Looking at the records below, count how many lines contain the string "データブラウザ". Give that number alone.

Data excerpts
=== Section Start ===

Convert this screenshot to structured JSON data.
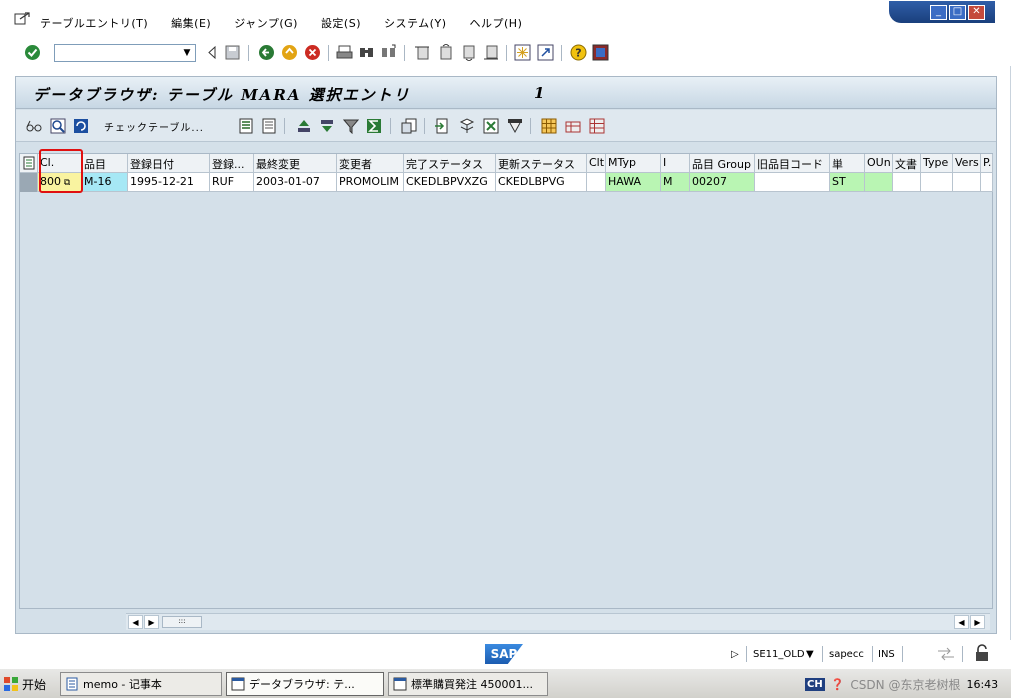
{
  "menu": {
    "items": [
      "テーブルエントリ(T)",
      "編集(E)",
      "ジャンプ(G)",
      "設定(S)",
      "システム(Y)",
      "ヘルプ(H)"
    ]
  },
  "title": {
    "text": "データブラウザ: テーブル MARA 選択エントリ",
    "count": "1"
  },
  "toolbar": {
    "check_table_label": "チェックテーブル..."
  },
  "grid": {
    "columns": [
      {
        "label": "Cl.",
        "width": 44
      },
      {
        "label": "品目",
        "width": 46
      },
      {
        "label": "登録日付",
        "width": 82
      },
      {
        "label": "登録...",
        "width": 44
      },
      {
        "label": "最終変更",
        "width": 83
      },
      {
        "label": "変更者",
        "width": 67
      },
      {
        "label": "完了ステータス",
        "width": 92
      },
      {
        "label": "更新ステータス",
        "width": 91
      },
      {
        "label": "Clt",
        "width": 19
      },
      {
        "label": "MTyp",
        "width": 55
      },
      {
        "label": "I",
        "width": 29
      },
      {
        "label": "品目 Group",
        "width": 65
      },
      {
        "label": "旧品目コード",
        "width": 75
      },
      {
        "label": "単",
        "width": 35
      },
      {
        "label": "OUn",
        "width": 28
      },
      {
        "label": "文書",
        "width": 28
      },
      {
        "label": "Type",
        "width": 32
      },
      {
        "label": "Vers",
        "width": 28
      },
      {
        "label": "P.",
        "width": 12
      }
    ],
    "rows": [
      [
        "800",
        "M-16",
        "1995-12-21",
        "RUF",
        "2003-01-07",
        "PROMOLIM",
        "CKEDLBPVXZG",
        "CKEDLBPVG",
        "",
        "HAWA",
        "M",
        "00207",
        "",
        "ST",
        "",
        "",
        "",
        "",
        ""
      ]
    ]
  },
  "status": {
    "system": "SE11_OLD",
    "server": "sapecc",
    "mode": "INS"
  },
  "taskbar": {
    "start": "开始",
    "tasks": [
      "memo - 记事本",
      "データブラウザ: テ...",
      "標準購買発注 450001..."
    ],
    "lang": "CH",
    "clock": "16:43",
    "watermark": "CSDN @东京老树根"
  },
  "colors": {
    "accent": "#1a3f7c",
    "highlight": "#e01010",
    "key_cell": "#a6e8f5",
    "green_cell": "#b9f5b3"
  }
}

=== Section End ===

**Result:** 2